The effects of increasing temperature owing to thermal discharge and global warming on zooplanktons such as Daphnia magna are a growing concern. The purpose of this study was to evaluate the effects of elevated temperature (25 °C) on oxidative stress responses, growth, and reproduction of D. magna across 10 generations. The number of offspring per female at 21 d was significantly increased and the rate of adult somatic growth (5–21 d) was decreased in the F0 generation at 25 °C compared with those at the reference temperature 20 °C. However, the F3 generation showed the lowest number of offspring and the highest adult somatic growth rate and oxidative stress responses (5 d) at 25 °C. Moreover, all life-history traits seemed to recover to the levels of the control group from the F6 generation at 20 °C. These findings suggest that D. magna under continuous thermal stress exhibits non-adaptive responses in the early generations (F0–F3) and changes to adaptive responses in the later generations (F6–F9). However, the underlying epigenetic mechanism should be identified in the future.

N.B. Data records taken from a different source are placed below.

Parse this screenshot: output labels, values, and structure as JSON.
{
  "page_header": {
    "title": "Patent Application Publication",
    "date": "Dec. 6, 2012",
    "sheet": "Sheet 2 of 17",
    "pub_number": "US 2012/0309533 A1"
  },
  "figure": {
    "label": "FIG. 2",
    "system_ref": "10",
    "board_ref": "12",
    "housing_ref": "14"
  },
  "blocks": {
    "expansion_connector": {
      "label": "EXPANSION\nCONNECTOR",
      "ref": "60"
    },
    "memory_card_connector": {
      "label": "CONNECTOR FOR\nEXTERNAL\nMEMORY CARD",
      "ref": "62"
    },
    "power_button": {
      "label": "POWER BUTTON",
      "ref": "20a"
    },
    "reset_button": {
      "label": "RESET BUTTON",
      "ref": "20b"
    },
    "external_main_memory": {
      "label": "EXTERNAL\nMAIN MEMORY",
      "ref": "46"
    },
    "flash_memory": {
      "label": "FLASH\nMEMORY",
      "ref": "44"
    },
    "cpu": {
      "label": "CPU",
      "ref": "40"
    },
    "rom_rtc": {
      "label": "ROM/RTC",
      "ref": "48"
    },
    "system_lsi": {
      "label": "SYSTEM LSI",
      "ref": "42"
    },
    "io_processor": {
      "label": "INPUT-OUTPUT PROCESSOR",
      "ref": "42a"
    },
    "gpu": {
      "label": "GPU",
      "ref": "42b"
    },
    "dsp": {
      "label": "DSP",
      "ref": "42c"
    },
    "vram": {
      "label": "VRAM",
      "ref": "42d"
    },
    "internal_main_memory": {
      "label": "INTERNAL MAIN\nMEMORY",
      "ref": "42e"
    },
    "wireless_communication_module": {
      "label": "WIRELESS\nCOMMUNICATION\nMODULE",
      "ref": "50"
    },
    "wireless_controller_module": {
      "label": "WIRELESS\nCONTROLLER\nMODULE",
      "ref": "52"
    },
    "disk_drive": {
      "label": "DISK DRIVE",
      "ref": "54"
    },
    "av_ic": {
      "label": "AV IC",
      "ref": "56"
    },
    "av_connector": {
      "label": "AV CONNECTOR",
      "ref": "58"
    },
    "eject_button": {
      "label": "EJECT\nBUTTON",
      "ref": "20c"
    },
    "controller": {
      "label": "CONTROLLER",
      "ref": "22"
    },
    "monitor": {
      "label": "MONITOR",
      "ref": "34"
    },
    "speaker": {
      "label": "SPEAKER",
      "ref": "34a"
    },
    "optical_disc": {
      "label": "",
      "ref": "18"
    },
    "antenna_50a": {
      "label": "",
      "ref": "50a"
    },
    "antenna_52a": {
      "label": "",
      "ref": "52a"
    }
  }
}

Bibliographical noteFunding Information:
This work was supported by a National Research Foundation of Korea (NRF) grant funded by the Korea government ( NRF-2016R1A2B4016299 and NRF-2019R1A2C1002890 ).
© 2020 Elsevier Inc.
- Life history
- Oxidative stress
- Somatic growth
ASJC Scopus subject areas
- Public Health, Environmental and Occupational Health
- Health, Toxicology and Mutagenesis